- There were more than 2200 people on board. There were only 20 lifeboats, with room for 1280 people. The ship was meant to have 64 lifeboats. Only 705 people survived.
- The ship had its own newspaper, a swimming pool and dog kennel and was very luxurious.
military: armed forces, such as army, navy or air force
nuclear: a type of fuel that is very dangerous
artefacts: historical object
oceanographer: ocean researcher, mapper and explorer
Cold War: 1945-1991 time of hostility between US, UK and their allies and Russia and their allies
debris: scattered rubbish
boiler: produces steam for power
LISTEN TO TODAY’S STORY
1. What was Robert Ballard’s actual mission?
2. What did Robert Ballard invent that made finding the shipwreck possible?
3. What time and date was the Titanic found? How many years ago was that? How many years is it since the ship sank?
4. Why did it have four smoke stacks?
5. What was the ship smeared in before it left England?
Create a comic strip about the events leading up to, and how the Titanic was finally discovered at the bottom of the ocean. Use some of the historical information presented in the Kids News article. You can draw up your comic strip squares (limit it to 8-12 to tell the story) on paper, or use computer software if available. Remember comic strips need to tell the story through mainly pictures and speech bubbles, with not too much text in each box. Share your comic strip among your class mates.
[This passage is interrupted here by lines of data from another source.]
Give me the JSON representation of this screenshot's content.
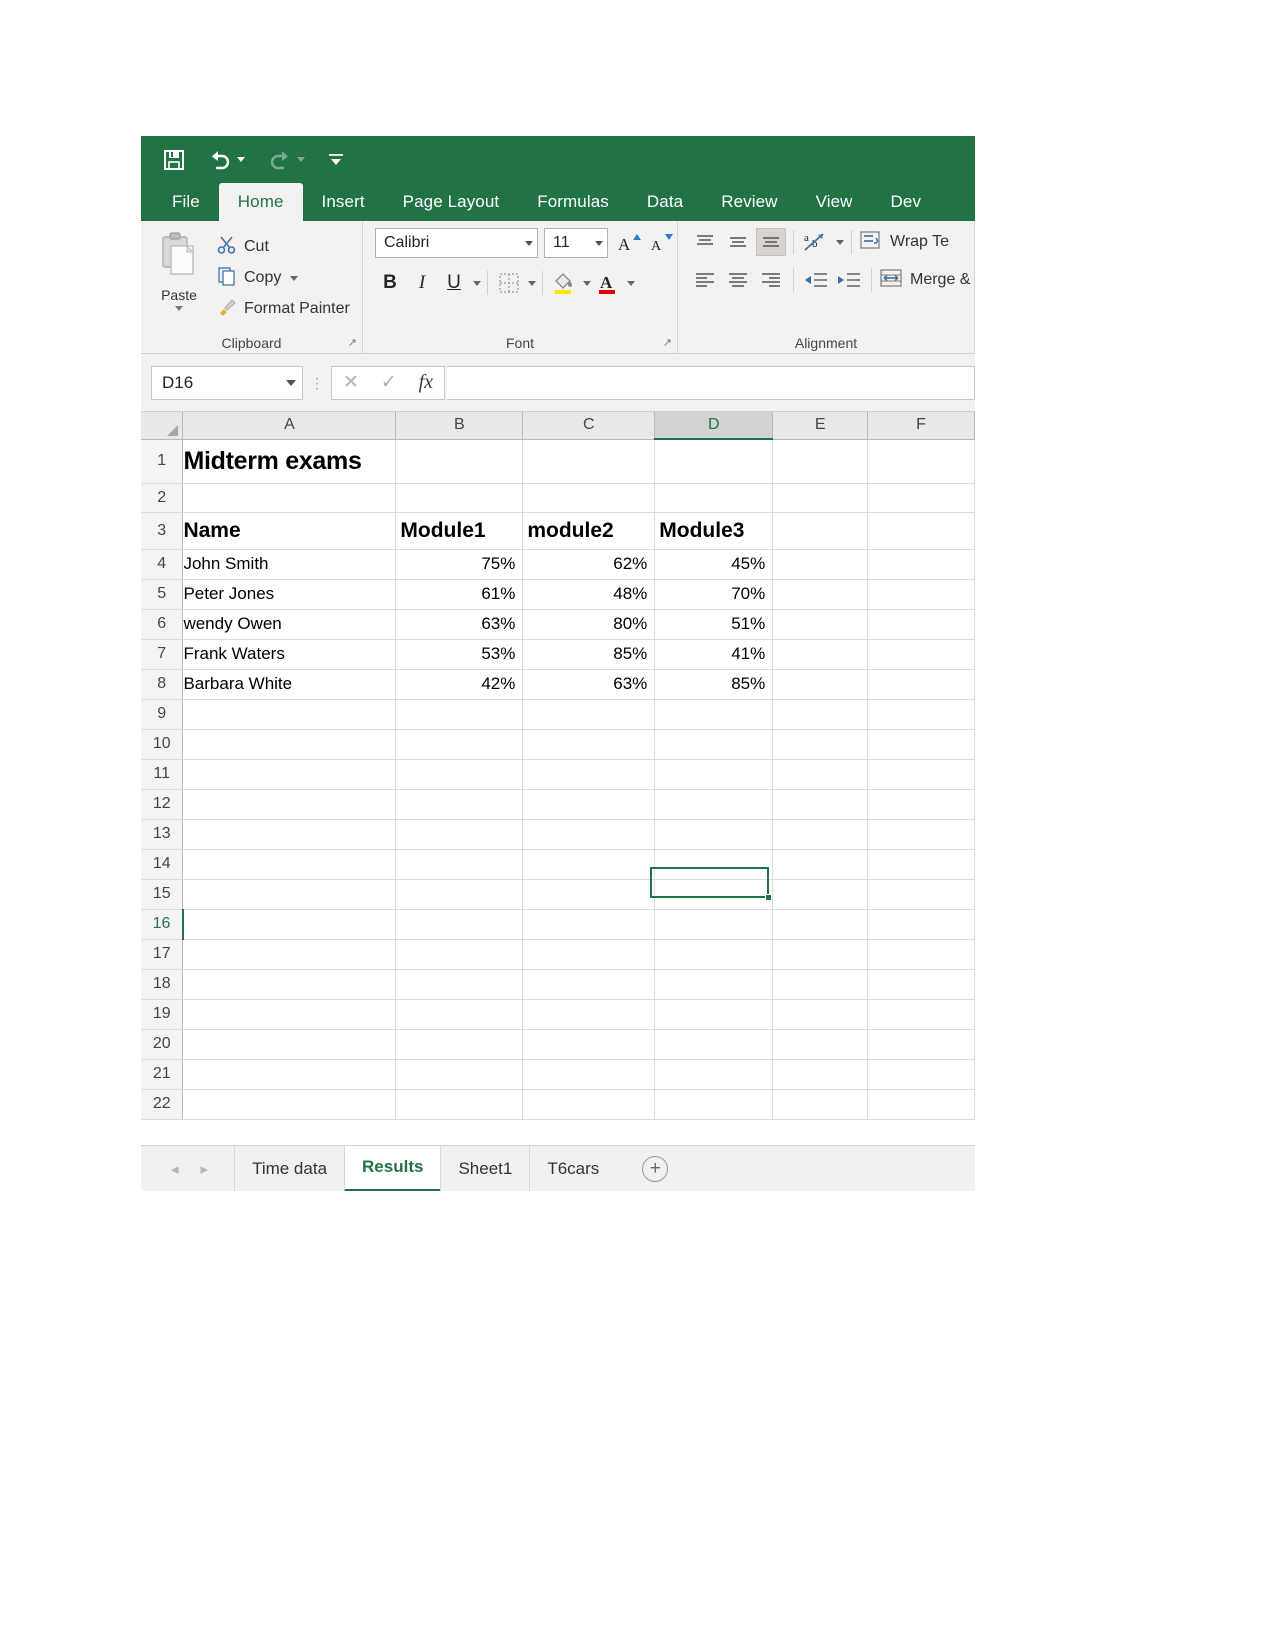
{
  "quick_access": {
    "items": [
      {
        "name": "save-icon",
        "label": "Save"
      },
      {
        "name": "undo-icon",
        "label": "Undo"
      },
      {
        "name": "redo-icon",
        "label": "Redo"
      },
      {
        "name": "customize-qat-icon",
        "label": "Customize Quick Access Toolbar"
      }
    ]
  },
  "ribbon": {
    "tabs": [
      {
        "label": "File",
        "active": false
      },
      {
        "label": "Home",
        "active": true
      },
      {
        "label": "Insert",
        "active": false
      },
      {
        "label": "Page Layout",
        "active": false
      },
      {
        "label": "Formulas",
        "active": false
      },
      {
        "label": "Data",
        "active": false
      },
      {
        "label": "Review",
        "active": false
      },
      {
        "label": "View",
        "active": false
      },
      {
        "label": "Dev",
        "active": false
      }
    ],
    "clipboard": {
      "group_label": "Clipboard",
      "paste_label": "Paste",
      "cut_label": "Cut",
      "copy_label": "Copy",
      "format_painter_label": "Format Painter",
      "launcher_glyph": "↗"
    },
    "font": {
      "group_label": "Font",
      "font_name": "Calibri",
      "font_size": "11",
      "grow_font_label": "A",
      "shrink_font_label": "A",
      "bold_label": "B",
      "italic_label": "I",
      "underline_label": "U",
      "launcher_glyph": "↗"
    },
    "alignment": {
      "group_label": "Alignment",
      "wrap_text_label": "Wrap Te",
      "merge_label": "Merge &"
    }
  },
  "formula_bar": {
    "name_box_value": "D16",
    "cancel_label": "✕",
    "enter_label": "✓",
    "function_label": "fx",
    "formula_value": "",
    "formula_placeholder": ""
  },
  "grid": {
    "columns": [
      "A",
      "B",
      "C",
      "D",
      "E",
      "F"
    ],
    "selected_column": "D",
    "selected_row": 16,
    "selected_cell": "D16",
    "rows": [
      {
        "n": 1,
        "cells": [
          "Midterm exams",
          "",
          "",
          "",
          "",
          ""
        ],
        "style": "title"
      },
      {
        "n": 2,
        "cells": [
          "",
          "",
          "",
          "",
          "",
          ""
        ],
        "style": "normal"
      },
      {
        "n": 3,
        "cells": [
          "Name",
          "Module1",
          "module2",
          "Module3",
          "",
          ""
        ],
        "style": "header"
      },
      {
        "n": 4,
        "cells": [
          "John Smith",
          "75%",
          "62%",
          "45%",
          "",
          ""
        ],
        "style": "data"
      },
      {
        "n": 5,
        "cells": [
          "Peter Jones",
          "61%",
          "48%",
          "70%",
          "",
          ""
        ],
        "style": "data"
      },
      {
        "n": 6,
        "cells": [
          "wendy Owen",
          "63%",
          "80%",
          "51%",
          "",
          ""
        ],
        "style": "data"
      },
      {
        "n": 7,
        "cells": [
          "Frank Waters",
          "53%",
          "85%",
          "41%",
          "",
          ""
        ],
        "style": "data"
      },
      {
        "n": 8,
        "cells": [
          "Barbara White",
          "42%",
          "63%",
          "85%",
          "",
          ""
        ],
        "style": "data"
      },
      {
        "n": 9,
        "cells": [
          "",
          "",
          "",
          "",
          "",
          ""
        ],
        "style": "normal"
      },
      {
        "n": 10,
        "cells": [
          "",
          "",
          "",
          "",
          "",
          ""
        ],
        "style": "normal"
      },
      {
        "n": 11,
        "cells": [
          "",
          "",
          "",
          "",
          "",
          ""
        ],
        "style": "normal"
      },
      {
        "n": 12,
        "cells": [
          "",
          "",
          "",
          "",
          "",
          ""
        ],
        "style": "normal"
      },
      {
        "n": 13,
        "cells": [
          "",
          "",
          "",
          "",
          "",
          ""
        ],
        "style": "normal"
      },
      {
        "n": 14,
        "cells": [
          "",
          "",
          "",
          "",
          "",
          ""
        ],
        "style": "normal"
      },
      {
        "n": 15,
        "cells": [
          "",
          "",
          "",
          "",
          "",
          ""
        ],
        "style": "normal"
      },
      {
        "n": 16,
        "cells": [
          "",
          "",
          "",
          "",
          "",
          ""
        ],
        "style": "normal"
      },
      {
        "n": 17,
        "cells": [
          "",
          "",
          "",
          "",
          "",
          ""
        ],
        "style": "normal"
      },
      {
        "n": 18,
        "cells": [
          "",
          "",
          "",
          "",
          "",
          ""
        ],
        "style": "normal"
      },
      {
        "n": 19,
        "cells": [
          "",
          "",
          "",
          "",
          "",
          ""
        ],
        "style": "normal"
      },
      {
        "n": 20,
        "cells": [
          "",
          "",
          "",
          "",
          "",
          ""
        ],
        "style": "normal"
      },
      {
        "n": 21,
        "cells": [
          "",
          "",
          "",
          "",
          "",
          ""
        ],
        "style": "normal"
      },
      {
        "n": 22,
        "cells": [
          "",
          "",
          "",
          "",
          "",
          ""
        ],
        "style": "normal"
      }
    ]
  },
  "sheet_tabs": {
    "prev_label": "◂",
    "next_label": "▸",
    "tabs": [
      {
        "label": "Time data",
        "active": false
      },
      {
        "label": "Results",
        "active": true
      },
      {
        "label": "Sheet1",
        "active": false
      },
      {
        "label": "T6cars",
        "active": false
      }
    ],
    "new_sheet_label": "+"
  },
  "colors": {
    "accent": "#217346",
    "ribbon_bg": "#f3f2f1",
    "grid_line": "#dcdcdc",
    "header_bg": "#e8e8e8"
  }
}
Extension: Create some newspaper headlines for the day the Titanic was discovered. They should be catchy and convey the excitement of the historical event.
Time: Allow 40 minutes
Curriculum links: English, Digital Technologies
After reading the article, with a partner, highlight as many pieces of punctuation as you can find in green. Discuss how these are being used, where and how often. What level of the punctuation pyramid is the journalist using in this article?
QUESTION: It is more than 100 years since Titanic sank. Why do you think we still find it so fascinating?
Explain your answer with full sentences. We don’t publish comments that are only emojis.